If it is the one I am thinking of they do not show all there dogs. They are sort of a on there way to being a puppy mill in my opinion. Sorry if we are not talking about the same breeder. You can PM me the breeders name so I can edit this post if it is not the one I am thinking of.
 

·
Registered
Joined
·
1,779 Posts
somewhat off topic, but did the stop become much more pronounced and the muzzle markedly shorter from like 1937 on, or is it just because the last few dogs have black coloring/patches?

and also... the apple head isn't hydrocephaly, right?? please tell me thats all grooming.
Its not all grooming but the domed head is not hydrocephaly either. The page linked below speaks to the 'plush head' and the effect of influential breeders who are head hunters in the Cocker Breed.

http://clestialcockers.com/Standard.html

SOB
 

·
Registered
Joined
·
1,215 Posts
Another thing to remember.... IS that if you are winnning, people are going to talk smack. Even dirty smack....

Tons and tons of politics involved.... Don't believe everything you hear or read about a breeder...
This. Dog shows and the like can be petty places when it boils down to it. Some breeds worse then others. I have found the poodle side of things can get extremely sceptic at times.

We had a groenendael bitch that kept winning show after show and she was a great dog, and because no one had a shoe in if she was competing, this one guy took his dogs to lesser known shows to start getting titles.

If it's an athletic breed I am a firm believer that you have to prove the dog in other arenas as well such as agility etc because a dog can look pretty but putting it through agility etc proves that it's a sound dog that is capable of performing what it was meant to do. (I know not everyon will agree with that but I am talking mainly from a Belgian standpoint)

All said and done though I know of a couple in th Belgian breed that have re bred litters that have produced epilepsy, the combo also produced champions as well.

It's gonna happen, and because most the time the breeders have a big name from the outside looking in, people will keep getting dogs off them without really knowing because they just aren't as involved.
 

·
Registered
Joined
·
10,186 Posts
With certain breeds, breeding to standard is inherently unethical because the standards themselves produce health problems. I think it was Crufts that instituted vet checks for a few breeds and 9 dogs were DQ'd for obvious, basic health problems like entropion. Those were Ch dogs that had those conditions the entire time they competed.
 

·
Registered
Joined
·
2,584 Posts
Discussion Starter #20
With certain breeds, breeding to standard is inherently unethical because the standards themselves produce health problems.
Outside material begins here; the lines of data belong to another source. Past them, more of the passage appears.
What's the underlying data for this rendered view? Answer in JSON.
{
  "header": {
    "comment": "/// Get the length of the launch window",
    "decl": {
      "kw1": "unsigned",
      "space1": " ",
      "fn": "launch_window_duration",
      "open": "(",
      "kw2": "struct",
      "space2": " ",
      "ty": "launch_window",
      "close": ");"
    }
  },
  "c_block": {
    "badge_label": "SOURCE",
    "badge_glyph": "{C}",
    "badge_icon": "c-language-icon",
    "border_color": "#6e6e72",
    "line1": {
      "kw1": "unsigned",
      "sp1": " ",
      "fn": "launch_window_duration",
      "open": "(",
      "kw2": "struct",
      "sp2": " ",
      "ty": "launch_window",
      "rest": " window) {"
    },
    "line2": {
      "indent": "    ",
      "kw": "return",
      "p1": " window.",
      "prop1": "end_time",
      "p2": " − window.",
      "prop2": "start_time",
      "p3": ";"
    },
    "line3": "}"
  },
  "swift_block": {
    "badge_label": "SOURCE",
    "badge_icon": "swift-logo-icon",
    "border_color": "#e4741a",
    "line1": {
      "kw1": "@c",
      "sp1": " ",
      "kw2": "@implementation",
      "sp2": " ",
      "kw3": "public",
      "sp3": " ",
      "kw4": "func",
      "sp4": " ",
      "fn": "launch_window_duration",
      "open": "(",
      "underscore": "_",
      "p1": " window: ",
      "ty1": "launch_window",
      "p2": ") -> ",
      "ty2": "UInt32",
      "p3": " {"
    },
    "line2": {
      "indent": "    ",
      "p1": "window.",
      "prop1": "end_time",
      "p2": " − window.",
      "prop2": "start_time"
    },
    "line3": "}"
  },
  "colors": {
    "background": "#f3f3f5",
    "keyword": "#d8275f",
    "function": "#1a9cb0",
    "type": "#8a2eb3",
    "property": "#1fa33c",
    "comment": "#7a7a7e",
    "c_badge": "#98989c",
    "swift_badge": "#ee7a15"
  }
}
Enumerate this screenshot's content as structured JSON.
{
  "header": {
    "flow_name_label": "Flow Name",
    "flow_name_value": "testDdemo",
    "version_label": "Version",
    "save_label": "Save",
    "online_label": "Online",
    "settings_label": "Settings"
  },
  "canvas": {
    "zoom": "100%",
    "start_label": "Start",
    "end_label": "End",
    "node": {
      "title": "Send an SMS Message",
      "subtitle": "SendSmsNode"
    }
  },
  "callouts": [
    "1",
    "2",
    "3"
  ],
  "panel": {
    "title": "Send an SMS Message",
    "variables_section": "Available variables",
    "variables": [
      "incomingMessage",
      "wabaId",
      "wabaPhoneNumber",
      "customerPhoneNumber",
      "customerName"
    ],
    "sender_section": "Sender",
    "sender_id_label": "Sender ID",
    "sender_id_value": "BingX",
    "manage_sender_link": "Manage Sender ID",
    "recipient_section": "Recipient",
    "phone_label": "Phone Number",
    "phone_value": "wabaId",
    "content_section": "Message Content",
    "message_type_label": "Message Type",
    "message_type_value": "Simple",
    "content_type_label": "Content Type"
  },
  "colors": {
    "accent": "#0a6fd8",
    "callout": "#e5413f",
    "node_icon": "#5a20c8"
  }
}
I think it was Crufts that instituted vet checks for a few breeds and 9 dogs were DQ'd for obvious, basic health problems like entropion. Those were Ch dogs that had those conditions the entire time they competed.
yes i was quite an avid participant in that 55+ page crufts thread we had here. *thank goodness* i love labs.... and even they are becoming too severe IMO, but i'm trying to find a breeder that has the stocky bench look without a 105 lb body.

unfortunately the aforementioned breeder has dogs that i really like, that arent too severe or heavy...but i'm not touching any of their dogs due to all the genetic issues in their lines.



bubba's organization had some nice labs come ift (in for training to the main facility in NY) last month(see above). Labby looking but not extreme. Bubs dad was an outcross so he's a little different than most of the foundation dogs.
 
1 - 20 of 27 Posts
Top